Damages typically awarded in vet malpractice cases in Texas and most states are 1) loss of animal’s market value or the cost of replacement, and 2) veterinary expenses. Because attorney fees are generally unrecoverable on a vet malpractice case, the case might cost more to bring than the horse’s fair market value.

That said, states such as Alaska, Florida, Hawaii, Idaho, Kentucky, New York and New Jersey to some extent, as well as the District of Columbia have expressed a willingness to accept claims requesting damages beyond market value. 

This post is not meant to discourage people from bringing "bad" vets to justice. It is meant to give potential plaintiffs an idea of the legal framework surrounding veterinary malpractice cases in general.

Take aways: 1) Use good vets that you know and trust; if you don’t know a good vet, ask other horse owners in the area for a referral; 2) if your horse is valuable, get major medical and mortality insurance on the horse; and 3) if you suspect malpractice, your first call should be another veterinarian so you can get an idea of whether or not the standard of care was breached. That will be your ultimate issue.

For additional information on veterinary malpractice suits, there is a helpful article  by David S. Favre published online by the Animal Legal & Historical Center.

******

If you are a veterinarian who has testified for a plaintiff in the past or would be willing to testify for a plaintiff, please contact my office as soon as you can so I can refer you to horse owners and other lawyers who may need your services. My number is 817-878-3541. Thank you!
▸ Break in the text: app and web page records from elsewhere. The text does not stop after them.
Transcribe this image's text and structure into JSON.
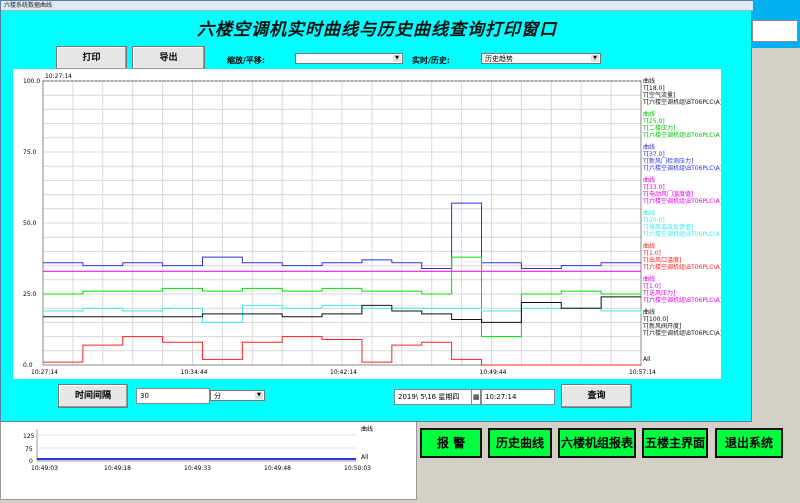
{
  "window": {
    "title": "六楼系统数据曲线"
  },
  "heading": "六楼空调机实时曲线与历史曲线查询打印窗口",
  "toolbar": {
    "print_label": "打印",
    "export_label": "导出",
    "zoom_label": "缩放/平移:",
    "zoom_value": "",
    "mode_label": "实时/历史:",
    "mode_value": "历史趋势"
  },
  "chart_data": {
    "type": "line",
    "cursor_time": "10:27:14",
    "ylim": [
      0,
      100
    ],
    "y_ticks": [
      "100.0",
      "75.0",
      "50.0",
      "25.0",
      "0.0"
    ],
    "x_ticks": [
      "10:27:14",
      "10:34:44",
      "10:42:14",
      "10:49:44",
      "10:57:14"
    ],
    "x": [
      0,
      8,
      16,
      24,
      32,
      40,
      48,
      56,
      64,
      70,
      76,
      82,
      88,
      96,
      104,
      112,
      120
    ],
    "series": [
      {
        "color": "#3030e0",
        "values": [
          36,
          35,
          36,
          35,
          38,
          36,
          35,
          36,
          37,
          36,
          34,
          57,
          36,
          34,
          35,
          36,
          36
        ]
      },
      {
        "color": "#e000e0",
        "values": [
          33,
          33,
          33,
          33,
          33,
          33,
          33,
          33,
          33,
          33,
          33,
          33,
          33,
          33,
          33,
          33,
          33
        ]
      },
      {
        "color": "#00e000",
        "values": [
          25,
          26,
          26,
          27,
          26,
          27,
          26,
          27,
          26,
          26,
          25,
          38,
          10,
          25,
          26,
          25,
          26
        ]
      },
      {
        "color": "#40e8e8",
        "values": [
          19,
          20,
          19,
          20,
          15,
          21,
          20,
          21,
          20,
          20,
          20,
          20,
          19,
          20,
          20,
          19,
          18
        ]
      },
      {
        "color": "#111111",
        "values": [
          17,
          17,
          17,
          17,
          18,
          18,
          17,
          18,
          21,
          19,
          18,
          16,
          15,
          22,
          20,
          24,
          24
        ]
      },
      {
        "color": "#ff2020",
        "values": [
          1,
          7,
          10,
          8,
          2,
          8,
          10,
          9,
          1,
          7,
          8,
          2,
          0,
          0,
          0,
          0,
          0
        ]
      }
    ],
    "legend": [
      {
        "color": "#111111",
        "lines": [
          "曲线",
          "T[18.0]",
          "T[空气流量]",
          "T[六楼空调机组\\BT06PLC\\A]"
        ]
      },
      {
        "color": "#00c000",
        "lines": [
          "曲线",
          "T[25.0]",
          "T[二楼压力]",
          "T[六楼空调机组\\BT06PLC\\A]"
        ]
      },
      {
        "color": "#3030e0",
        "lines": [
          "曲线",
          "T[37.0]",
          "T[新风门检测压力]",
          "T[六楼空调机组\\BT06PLC\\A]"
        ]
      },
      {
        "color": "#e000e0",
        "lines": [
          "曲线",
          "T[33.0]",
          "T[电动风门温度值]",
          "T[六楼空调机组\\BT06PLC\\A]"
        ]
      },
      {
        "color": "#40e8e8",
        "lines": [
          "曲线",
          "T[20.0]",
          "T[排风温度反馈值]",
          "T[六楼空调机组\\BT06PLC\\A]"
        ]
      },
      {
        "color": "#ff2020",
        "lines": [
          "曲线",
          "T[1.0]",
          "T[出风口温度]",
          "T[六楼空调机组\\BT06PLC\\A]"
        ]
      },
      {
        "color": "#e000e0",
        "lines": [
          "曲线",
          "T[1.0]",
          "T[送风压力]",
          "T[六楼空调机组\\BT06PLC\\A]"
        ]
      },
      {
        "color": "#111111",
        "lines": [
          "曲线",
          "T[100.0]",
          "T[新风阀开度]",
          "T[六楼空调机组\\BT06PLC\\A]"
        ]
      }
    ],
    "legend_last": "All"
  },
  "controls": {
    "interval_button": "时间间隔",
    "interval_value": "30",
    "unit_value": "分",
    "date_value": "2019\\ 5\\16 星期四",
    "time_value": "10:27:14",
    "query_button": "查询"
  },
  "mini_chart": {
    "y_ticks": [
      "125",
      "75",
      "0"
    ],
    "x_ticks": [
      "10:49:03",
      "10:49:18",
      "10:49:33",
      "10:49:48",
      "10:50:03"
    ],
    "legend": "曲线",
    "legend_all": "All"
  },
  "nav": {
    "alarm": "报  警",
    "history": "历史曲线",
    "report": "六楼机组报表",
    "fifth_floor": "五楼主界面",
    "exit": "退出系统"
  }
}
**A special thank you to Greg Dennis, whose presentation materials provided valuable references for this post.

Photo credit:  Courthouselover (Flikr)